The U.S. government announced this week that it would infuse $250 billion from the $700 billion bailout bill into the country’s banks to help shore up the economy. But it’s apparently not an idea unique to this administration.
It was done once before, in 1932 during the Great Depression. While this Associated Press article says at that time, the money invested in bank stocks was paid back ($1.1 billion), I’m not counting on that happening now.

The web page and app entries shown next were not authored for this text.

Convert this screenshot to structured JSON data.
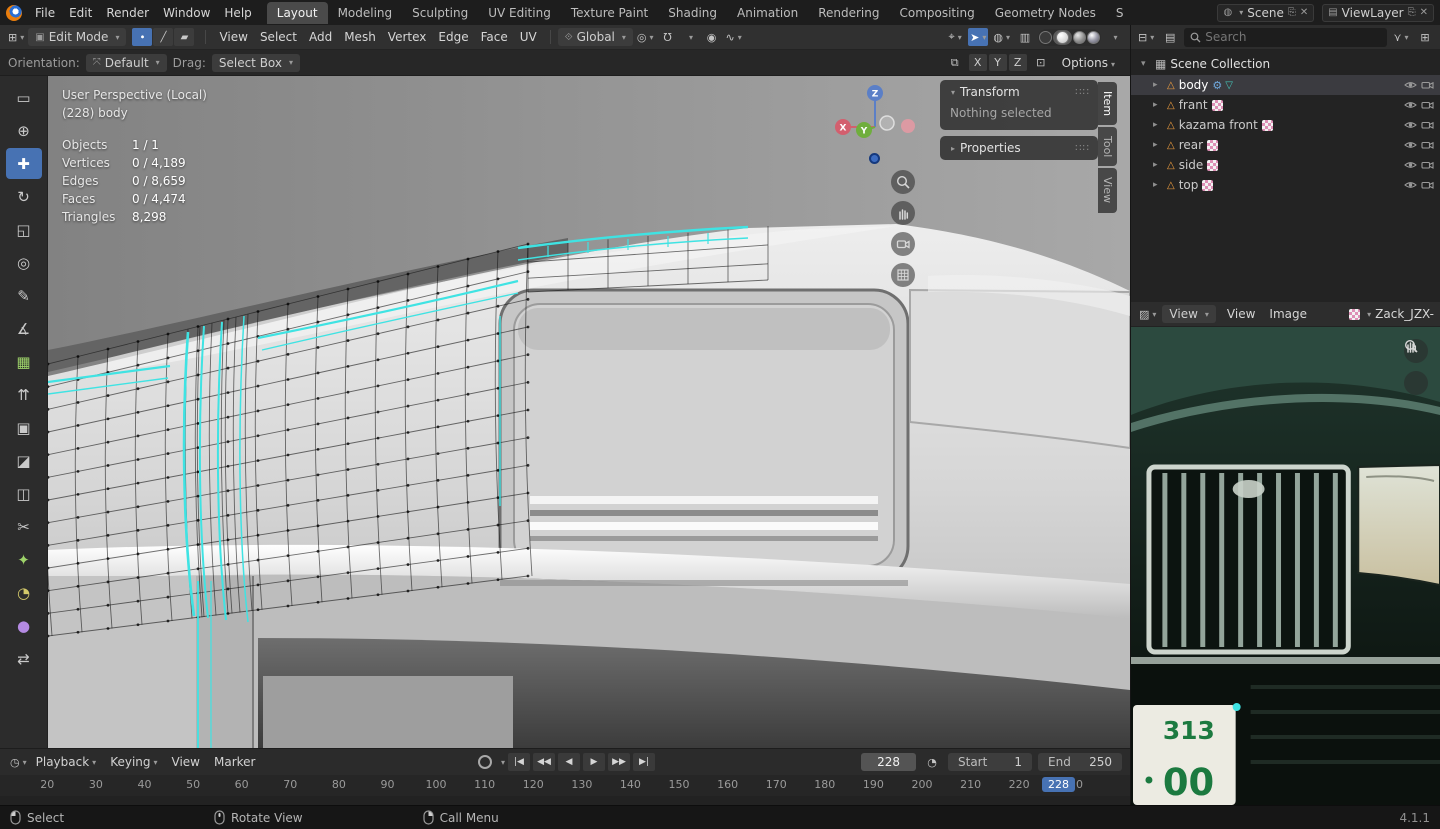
{
  "topbar": {
    "menus": [
      "File",
      "Edit",
      "Render",
      "Window",
      "Help"
    ],
    "tabs": [
      {
        "label": "Layout",
        "active": true
      },
      {
        "label": "Modeling"
      },
      {
        "label": "Sculpting"
      },
      {
        "label": "UV Editing"
      },
      {
        "label": "Texture Paint"
      },
      {
        "label": "Shading"
      },
      {
        "label": "Animation"
      },
      {
        "label": "Rendering"
      },
      {
        "label": "Compositing"
      },
      {
        "label": "Geometry Nodes"
      },
      {
        "label": "S"
      }
    ],
    "scene_name": "Scene",
    "view_layer_name": "ViewLayer"
  },
  "viewport_header": {
    "mode_label": "Edit Mode",
    "menus": [
      "View",
      "Select",
      "Add",
      "Mesh",
      "Vertex",
      "Edge",
      "Face",
      "UV"
    ],
    "orientation_label": "Global"
  },
  "tool_settings": {
    "orientation_label": "Orientation:",
    "orientation_value": "Default",
    "drag_label": "Drag:",
    "drag_value": "Select Box",
    "axis_toggles": [
      "X",
      "Y",
      "Z"
    ],
    "options_label": "Options"
  },
  "toolbar_tools": [
    {
      "name": "tool-select-box-button",
      "icon": "▭"
    },
    {
      "name": "tool-cursor-button",
      "icon": "⊕"
    },
    {
      "name": "tool-move-button",
      "icon": "✚",
      "active": true
    },
    {
      "name": "tool-rotate-button",
      "icon": "↻"
    },
    {
      "name": "tool-scale-button",
      "icon": "◱"
    },
    {
      "name": "tool-transform-button",
      "icon": "◎"
    },
    {
      "name": "tool-annotate-button",
      "icon": "✎"
    },
    {
      "name": "tool-measure-button",
      "icon": "∡"
    },
    {
      "name": "tool-add-cube-button",
      "icon": "▦",
      "color": "#9ed36a"
    },
    {
      "name": "tool-extrude-button",
      "icon": "⇈"
    },
    {
      "name": "tool-inset-faces-button",
      "icon": "▣"
    },
    {
      "name": "tool-bevel-button",
      "icon": "◪"
    },
    {
      "name": "tool-loop-cut-button",
      "icon": "◫"
    },
    {
      "name": "tool-knife-button",
      "icon": "✂"
    },
    {
      "name": "tool-poly-build-button",
      "icon": "✦",
      "color": "#9ed36a"
    },
    {
      "name": "tool-spin-button",
      "icon": "◔",
      "color": "#d3c96a"
    },
    {
      "name": "tool-smooth-button",
      "icon": "●",
      "color": "#b48ae2"
    },
    {
      "name": "tool-edge-slide-button",
      "icon": "⇄"
    }
  ],
  "viewport": {
    "view_label": "User Perspective (Local)",
    "object_label": "(228) body",
    "stats": [
      {
        "label": "Objects",
        "value": "1 / 1"
      },
      {
        "label": "Vertices",
        "value": "0 / 4,189"
      },
      {
        "label": "Edges",
        "value": "0 / 8,659"
      },
      {
        "label": "Faces",
        "value": "0 / 4,474"
      },
      {
        "label": "Triangles",
        "value": "8,298"
      }
    ],
    "gizmo": {
      "x": "X",
      "y": "Y",
      "z": "Z"
    }
  },
  "npanel": {
    "transform_title": "Transform",
    "empty_message": "Nothing selected",
    "properties_title": "Properties",
    "tabs": [
      {
        "label": "Item",
        "active": true
      },
      {
        "label": "Tool"
      },
      {
        "label": "View"
      }
    ]
  },
  "outliner": {
    "search_placeholder": "Search",
    "root_label": "Scene Collection",
    "items": [
      {
        "label": "body",
        "active": true,
        "kind": "mod"
      },
      {
        "label": "frant",
        "kind": "image"
      },
      {
        "label": "kazama front",
        "kind": "image"
      },
      {
        "label": "rear",
        "kind": "image"
      },
      {
        "label": "side",
        "kind": "image"
      },
      {
        "label": "top",
        "kind": "image"
      }
    ]
  },
  "image_editor": {
    "display_mode": "View",
    "menus": [
      "View",
      "Image"
    ],
    "image_name": "Zack_JZX-",
    "plate_top": "313",
    "plate_bottom": "00"
  },
  "timeline": {
    "popovers": [
      "Playback",
      "Keying"
    ],
    "menus": [
      "View",
      "Marker"
    ],
    "transport": [
      {
        "name": "jump-start-button",
        "icon": "|◀"
      },
      {
        "name": "prev-keyframe-button",
        "icon": "◀◀"
      },
      {
        "name": "play-reverse-button",
        "icon": "◀"
      },
      {
        "name": "play-button",
        "icon": "▶"
      },
      {
        "name": "next-keyframe-button",
        "icon": "▶▶"
      },
      {
        "name": "jump-end-button",
        "icon": "▶|"
      }
    ],
    "current_frame": "228",
    "start_label": "Start",
    "start_value": "1",
    "end_label": "End",
    "end_value": "250",
    "ruler": [
      "20",
      "30",
      "40",
      "50",
      "60",
      "70",
      "80",
      "90",
      "100",
      "110",
      "120",
      "130",
      "140",
      "150",
      "160",
      "170",
      "180",
      "190",
      "200",
      "210",
      "220"
    ],
    "playhead_frame": "228",
    "partial_tick": "0"
  },
  "statusbar": {
    "hints": [
      {
        "label": "Select"
      },
      {
        "label": "Rotate View"
      },
      {
        "label": "Call Menu"
      }
    ],
    "version": "4.1.1"
  },
  "colors": {
    "accent_blue": "#4772b3",
    "selection_cyan": "#3fe3e3",
    "mesh_orange": "#ef9d3e"
  }
}
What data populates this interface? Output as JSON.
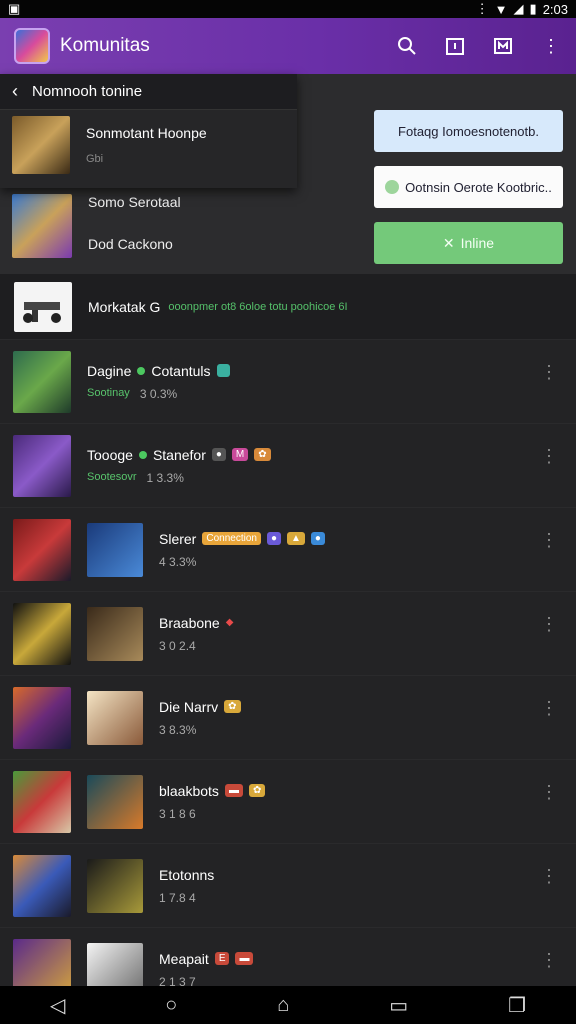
{
  "status": {
    "time": "2:03"
  },
  "appbar": {
    "title": "Komunitas",
    "icons": [
      "search-icon",
      "calendar-icon",
      "tag-icon",
      "more-vert-icon"
    ]
  },
  "dropdown": {
    "header": "Nomnooh tonine",
    "row": {
      "main": "Sonmotant Hoonpe",
      "sub": "Gbi"
    }
  },
  "under_row": {
    "line1": "Somo Serotaal",
    "line2": "Dod Cackono"
  },
  "buttons": {
    "blue": "Fotaqg  Iomoesnotenotb.",
    "white": "Ootnsin Oerote Kootbric..",
    "green": "Inline"
  },
  "highlight": {
    "name": "Morkatak G",
    "note": "ooonpmer ot8 6oloe totu poohicoe 6I"
  },
  "items": [
    {
      "title": "Dagine",
      "title2": "Cotantuls",
      "sub_green": "Sootinay",
      "sub": "3 0.3%"
    },
    {
      "title": "Toooge",
      "title2": "Stanefor",
      "sub_green": "Sootesovr",
      "sub": "1 3.3%"
    },
    {
      "title": "Slerer",
      "badge": "Connection",
      "sub": "4 3.3%"
    },
    {
      "title": "Braabone",
      "sub": "3 0 2.4"
    },
    {
      "title": "Die Narrv",
      "sub": "3 8.3%"
    },
    {
      "title": "blaakbots",
      "sub": "3 1 8 6"
    },
    {
      "title": "Etotonns",
      "sub": "1 7.8 4"
    },
    {
      "title": "Meapait",
      "sub": "2 1 3 7"
    }
  ],
  "colors": {
    "appbar": "#6a2fa8",
    "accent_green": "#74c97a",
    "button_blue": "#d7e9fb"
  }
}
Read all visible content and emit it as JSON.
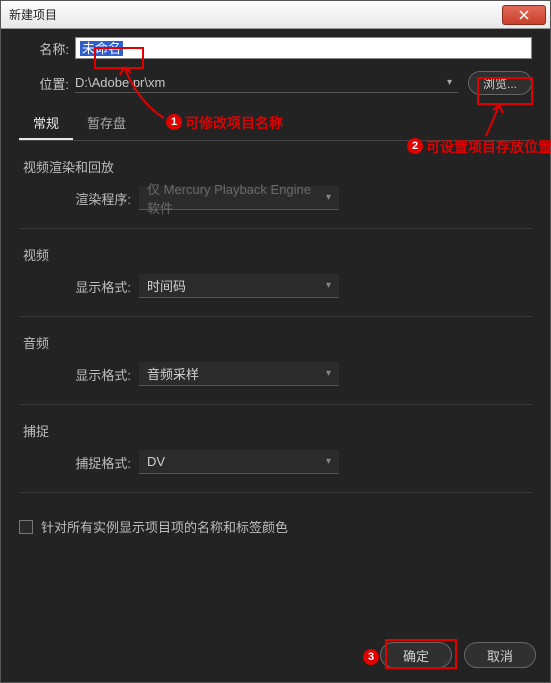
{
  "titlebar": {
    "title": "新建项目"
  },
  "name": {
    "label": "名称:",
    "value": "未命名"
  },
  "location": {
    "label": "位置:",
    "value": "D:\\Adobe pr\\xm",
    "browse": "浏览..."
  },
  "tabs": {
    "general": "常规",
    "scratch": "暂存盘"
  },
  "render": {
    "section": "视频渲染和回放",
    "renderer_label": "渲染程序:",
    "renderer_value": "仅 Mercury Playback Engine 软件"
  },
  "video": {
    "section": "视频",
    "format_label": "显示格式:",
    "format_value": "时间码"
  },
  "audio": {
    "section": "音频",
    "format_label": "显示格式:",
    "format_value": "音频采样"
  },
  "capture": {
    "section": "捕捉",
    "format_label": "捕捉格式:",
    "format_value": "DV"
  },
  "checkbox": {
    "label": "针对所有实例显示项目项的名称和标签颜色"
  },
  "footer": {
    "ok": "确定",
    "cancel": "取消"
  },
  "annotations": {
    "a1_num": "1",
    "a1_text": "可修改项目名称",
    "a2_num": "2",
    "a2_text": "可设置项目存放位置",
    "a3_num": "3"
  }
}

Neither am I counting on this version of the program to stay its intended course. Created in 1932, the Reconstruction Finance agency initially was to help banks in crisis, but expanded to subsidize farmers, other businesses and World War II, and also got involved in the gold market. I’m afraid I see that happening again in 2008.